  • Recording—how we choose to collect and analyse data.
  • Reporting—how we choose to communicate information.

Assessing: how do we discover what students have learned?

Student learning is promoted through planning and refining the teaching and learning process to meet individual or group needs. Assessing the students’ prior knowledge and experience as well as monitoring their achievement during the teaching period will enable teachers to plan and refine their teaching accordingly. Teachers should bear in mind that a well-designed learning experience will provide data on students’ knowledge, skills and conceptual understanding, and is consequently a vehicle for summative or formative assessment.

Summative assessment aims to give teachers and students a clear insight into students’ understanding. Summative assessment is the culmination of the teaching and learning process, and gives the students opportunities to demonstrate what has been learned.

Formative assessment provides information that is used in order to plan the next stage in learning. It is interwoven with learning, and helps teachers and students to find out what the students already know and can do. Formative assessment aims to promote learning by giving regular and frequent feedback. This helps learners to improve knowledge and understanding, to foster enthusiasm for learning, to engage in thoughtful reflection, to develop the capacity for self-assessment, and to recognize the criteria for success. There is evidence that increased use of formative assessment particularly helps those students who are low achievers to make significant improvements in their understanding.

Assessment in the classroom may include:
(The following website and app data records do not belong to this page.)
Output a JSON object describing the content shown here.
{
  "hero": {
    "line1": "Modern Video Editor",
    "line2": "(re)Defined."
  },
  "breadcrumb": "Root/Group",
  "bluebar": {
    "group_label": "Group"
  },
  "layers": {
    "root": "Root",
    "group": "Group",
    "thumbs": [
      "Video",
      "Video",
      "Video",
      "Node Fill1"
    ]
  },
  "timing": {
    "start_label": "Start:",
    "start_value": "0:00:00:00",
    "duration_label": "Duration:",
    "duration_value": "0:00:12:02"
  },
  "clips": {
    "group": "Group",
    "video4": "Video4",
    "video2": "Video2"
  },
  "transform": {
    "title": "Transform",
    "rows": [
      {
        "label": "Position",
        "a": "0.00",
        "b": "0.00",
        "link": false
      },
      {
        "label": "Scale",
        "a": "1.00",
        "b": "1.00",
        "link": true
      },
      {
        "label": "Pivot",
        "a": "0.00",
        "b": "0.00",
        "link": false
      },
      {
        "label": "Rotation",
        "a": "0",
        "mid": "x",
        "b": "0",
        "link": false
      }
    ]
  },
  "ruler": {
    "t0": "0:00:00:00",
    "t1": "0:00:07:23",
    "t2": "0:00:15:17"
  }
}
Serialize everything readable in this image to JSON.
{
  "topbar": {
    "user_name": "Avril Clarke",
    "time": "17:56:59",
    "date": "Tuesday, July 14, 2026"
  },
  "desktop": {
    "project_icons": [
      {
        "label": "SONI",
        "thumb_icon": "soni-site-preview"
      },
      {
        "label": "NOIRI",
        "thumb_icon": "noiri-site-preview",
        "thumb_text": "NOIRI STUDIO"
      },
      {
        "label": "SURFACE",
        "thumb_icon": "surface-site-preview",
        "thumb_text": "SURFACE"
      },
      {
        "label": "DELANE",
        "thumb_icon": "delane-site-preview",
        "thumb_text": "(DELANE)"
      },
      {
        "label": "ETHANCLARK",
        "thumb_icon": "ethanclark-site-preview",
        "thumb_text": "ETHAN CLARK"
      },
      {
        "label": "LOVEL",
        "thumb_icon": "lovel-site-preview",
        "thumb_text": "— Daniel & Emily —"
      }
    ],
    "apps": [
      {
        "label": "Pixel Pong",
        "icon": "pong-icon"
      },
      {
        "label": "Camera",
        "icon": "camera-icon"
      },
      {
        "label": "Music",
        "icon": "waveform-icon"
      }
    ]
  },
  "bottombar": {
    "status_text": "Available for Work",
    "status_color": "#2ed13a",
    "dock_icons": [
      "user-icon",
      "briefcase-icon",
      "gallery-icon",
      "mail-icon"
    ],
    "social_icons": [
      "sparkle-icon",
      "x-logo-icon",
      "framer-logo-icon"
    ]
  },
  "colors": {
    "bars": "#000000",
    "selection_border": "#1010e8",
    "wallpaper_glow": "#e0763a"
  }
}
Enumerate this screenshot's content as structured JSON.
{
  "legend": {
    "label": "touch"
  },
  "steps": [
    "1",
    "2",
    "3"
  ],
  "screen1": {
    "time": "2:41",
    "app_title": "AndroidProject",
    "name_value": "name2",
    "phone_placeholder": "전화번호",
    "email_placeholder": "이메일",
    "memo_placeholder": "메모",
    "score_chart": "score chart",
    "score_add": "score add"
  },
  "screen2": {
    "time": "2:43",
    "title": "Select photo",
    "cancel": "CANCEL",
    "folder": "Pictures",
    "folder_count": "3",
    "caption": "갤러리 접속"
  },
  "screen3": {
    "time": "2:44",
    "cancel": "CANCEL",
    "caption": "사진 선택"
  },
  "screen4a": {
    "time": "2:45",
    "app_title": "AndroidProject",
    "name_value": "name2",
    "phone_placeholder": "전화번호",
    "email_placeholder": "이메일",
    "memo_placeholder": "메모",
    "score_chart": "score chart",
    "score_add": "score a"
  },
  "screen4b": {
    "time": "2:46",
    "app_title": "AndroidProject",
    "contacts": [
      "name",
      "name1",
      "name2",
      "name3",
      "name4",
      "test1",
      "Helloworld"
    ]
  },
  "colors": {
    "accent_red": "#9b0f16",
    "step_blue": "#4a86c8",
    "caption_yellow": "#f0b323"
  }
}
  • using representative examples of students’ work or performance to provide information about student learning
  • collecting evidence of students’ understanding and thinking
  • documenting learning processes of groups and individuals
  • engaging students in reflecting on their learning
  • students assessing work produced by themselves and by others
  • developing clear rubrics
  • identifying exemplar student work
  • keeping records of test/task results.